- **PROBLEM DESCRIPTION**: Where in the entries below does "Windows" appear? Copy every line that has it.

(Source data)
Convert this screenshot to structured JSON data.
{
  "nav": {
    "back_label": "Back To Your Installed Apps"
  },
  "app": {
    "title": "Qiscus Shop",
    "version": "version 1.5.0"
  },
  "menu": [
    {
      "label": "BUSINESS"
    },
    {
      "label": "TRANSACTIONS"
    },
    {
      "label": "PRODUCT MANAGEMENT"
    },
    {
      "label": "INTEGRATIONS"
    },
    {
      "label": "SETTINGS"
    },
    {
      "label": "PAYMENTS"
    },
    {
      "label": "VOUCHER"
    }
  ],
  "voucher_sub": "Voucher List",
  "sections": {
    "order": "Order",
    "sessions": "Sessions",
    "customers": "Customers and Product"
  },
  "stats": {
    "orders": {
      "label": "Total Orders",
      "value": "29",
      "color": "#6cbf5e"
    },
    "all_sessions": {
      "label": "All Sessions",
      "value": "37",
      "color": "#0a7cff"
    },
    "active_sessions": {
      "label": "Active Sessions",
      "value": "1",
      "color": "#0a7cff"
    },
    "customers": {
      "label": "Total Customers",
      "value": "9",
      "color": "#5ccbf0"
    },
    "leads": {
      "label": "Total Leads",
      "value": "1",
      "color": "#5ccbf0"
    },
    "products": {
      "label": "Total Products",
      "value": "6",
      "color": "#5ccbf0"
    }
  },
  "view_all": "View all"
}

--

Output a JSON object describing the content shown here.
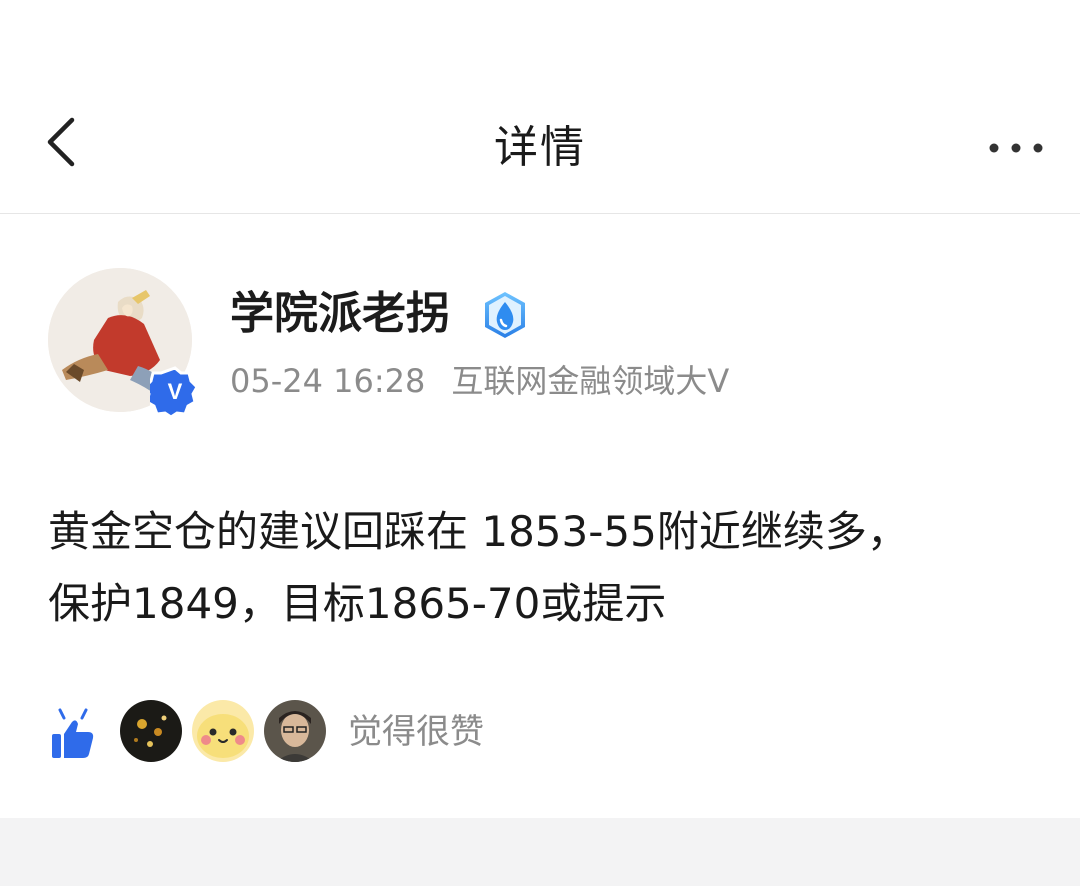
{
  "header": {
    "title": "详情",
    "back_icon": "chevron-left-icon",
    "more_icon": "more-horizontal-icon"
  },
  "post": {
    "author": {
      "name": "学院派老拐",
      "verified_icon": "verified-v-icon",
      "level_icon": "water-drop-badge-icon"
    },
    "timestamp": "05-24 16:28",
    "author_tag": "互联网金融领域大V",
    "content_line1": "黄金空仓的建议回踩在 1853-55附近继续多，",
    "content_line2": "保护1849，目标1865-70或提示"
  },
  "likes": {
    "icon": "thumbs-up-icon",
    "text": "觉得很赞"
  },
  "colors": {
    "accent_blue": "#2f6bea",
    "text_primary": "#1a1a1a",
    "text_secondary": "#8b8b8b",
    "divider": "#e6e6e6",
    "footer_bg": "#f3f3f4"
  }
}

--

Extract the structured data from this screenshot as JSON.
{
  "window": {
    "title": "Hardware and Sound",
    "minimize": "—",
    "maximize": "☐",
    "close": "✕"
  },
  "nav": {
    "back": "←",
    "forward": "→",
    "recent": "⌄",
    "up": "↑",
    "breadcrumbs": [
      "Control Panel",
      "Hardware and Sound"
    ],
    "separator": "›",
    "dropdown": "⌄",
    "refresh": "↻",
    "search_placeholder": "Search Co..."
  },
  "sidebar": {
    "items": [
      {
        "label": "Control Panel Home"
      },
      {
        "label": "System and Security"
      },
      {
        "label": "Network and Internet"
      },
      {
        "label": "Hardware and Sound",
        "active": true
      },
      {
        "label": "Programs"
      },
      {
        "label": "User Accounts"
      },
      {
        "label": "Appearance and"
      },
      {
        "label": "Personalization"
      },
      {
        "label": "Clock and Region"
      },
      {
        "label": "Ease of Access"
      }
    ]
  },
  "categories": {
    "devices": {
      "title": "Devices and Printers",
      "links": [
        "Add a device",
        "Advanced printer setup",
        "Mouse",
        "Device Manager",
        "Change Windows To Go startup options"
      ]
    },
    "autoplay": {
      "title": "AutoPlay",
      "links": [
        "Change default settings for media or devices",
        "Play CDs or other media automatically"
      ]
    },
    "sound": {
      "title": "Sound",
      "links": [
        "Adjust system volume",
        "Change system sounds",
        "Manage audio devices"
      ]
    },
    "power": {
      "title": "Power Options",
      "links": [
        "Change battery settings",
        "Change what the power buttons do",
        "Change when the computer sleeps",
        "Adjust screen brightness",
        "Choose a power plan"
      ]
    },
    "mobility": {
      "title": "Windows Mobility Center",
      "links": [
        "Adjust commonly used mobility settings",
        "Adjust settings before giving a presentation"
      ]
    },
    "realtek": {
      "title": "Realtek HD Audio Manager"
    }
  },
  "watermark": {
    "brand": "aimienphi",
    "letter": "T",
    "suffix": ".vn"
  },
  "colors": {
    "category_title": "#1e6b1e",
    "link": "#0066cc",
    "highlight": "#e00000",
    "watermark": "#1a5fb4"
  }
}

- **FINISHED EXERCISE**:
        "Change Windows To Go startup options"
      "title": "Windows Mobility Center",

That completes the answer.